The state should ensure that science teachers know all the subject matter they are licensed to teach.
Vermont offers a secondary endorsement in general science. Candidates are required to earn a major in biology, chemistry, physics, or earth/environmental/atmospheric sciences or the equivalent in undergraduate and/or graduate coursework. They must also achieve a passing score on the Praxis II "General Science" multiple choice or essay test and one subject-specific test of their choosing. Teachers with this license are not limited to teaching general science but rather can teach any of the topical areas.
Middle school science teachers in Vermont must earn a middle grades endorsement. Candidates are required to earn a minor in the content area and, commendably, must also pass the Praxis II "Middle School Science" content test.

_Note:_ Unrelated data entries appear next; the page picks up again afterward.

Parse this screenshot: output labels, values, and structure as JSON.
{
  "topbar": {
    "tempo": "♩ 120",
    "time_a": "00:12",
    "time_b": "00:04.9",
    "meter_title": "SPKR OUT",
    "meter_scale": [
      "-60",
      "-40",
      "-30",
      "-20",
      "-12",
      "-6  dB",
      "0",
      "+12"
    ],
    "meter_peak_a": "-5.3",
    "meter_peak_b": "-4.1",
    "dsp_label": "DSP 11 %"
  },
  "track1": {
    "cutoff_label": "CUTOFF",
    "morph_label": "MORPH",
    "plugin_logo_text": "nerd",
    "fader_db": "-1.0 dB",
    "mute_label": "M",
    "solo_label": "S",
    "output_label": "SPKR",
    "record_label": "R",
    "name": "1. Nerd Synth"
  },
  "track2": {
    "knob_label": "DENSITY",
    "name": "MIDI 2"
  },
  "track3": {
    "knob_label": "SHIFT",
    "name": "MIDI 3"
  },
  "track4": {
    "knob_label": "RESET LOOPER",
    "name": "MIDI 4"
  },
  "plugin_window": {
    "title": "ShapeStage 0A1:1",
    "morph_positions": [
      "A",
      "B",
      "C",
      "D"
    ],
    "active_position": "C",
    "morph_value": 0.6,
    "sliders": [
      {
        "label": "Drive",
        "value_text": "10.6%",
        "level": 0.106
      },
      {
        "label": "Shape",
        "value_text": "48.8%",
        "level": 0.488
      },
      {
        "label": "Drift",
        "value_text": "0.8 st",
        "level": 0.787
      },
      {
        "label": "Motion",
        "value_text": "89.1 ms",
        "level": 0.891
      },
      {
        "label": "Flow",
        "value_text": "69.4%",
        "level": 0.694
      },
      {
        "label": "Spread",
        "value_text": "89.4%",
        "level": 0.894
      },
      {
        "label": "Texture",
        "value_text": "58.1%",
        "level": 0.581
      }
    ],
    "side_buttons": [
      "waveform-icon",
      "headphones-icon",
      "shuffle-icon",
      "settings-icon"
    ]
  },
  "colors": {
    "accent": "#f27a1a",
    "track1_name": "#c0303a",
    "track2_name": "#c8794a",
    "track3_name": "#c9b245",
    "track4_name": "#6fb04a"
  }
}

Supplement A (5440) to the Vermont Standards Board for Professional Education Manual of Rules, 5445(13) Vermont's Testing Requirements http://education.vermont.gov/new/pdfdoc/licensing/forms/educ_licensing_praxis_brochure.pdf
Require secondary science teachers to pass tests of content knowledge for each science discipline they intend to teach.
States that allow general science certifications—but don't require passing scores on content tests for each subject area taught—are not ensuring that these secondary teachers possess adequate subject-specific content knowledge. Although Vermont's requirement of a passing score on a single-subject content test is a step in the right direction, it only ensures requisite subject matter knowledge in one area. That leaves out all the other science courses that could be taught at the secondary level with a general science endorsement.
Vermont recognized the factual accuracy of this analysis.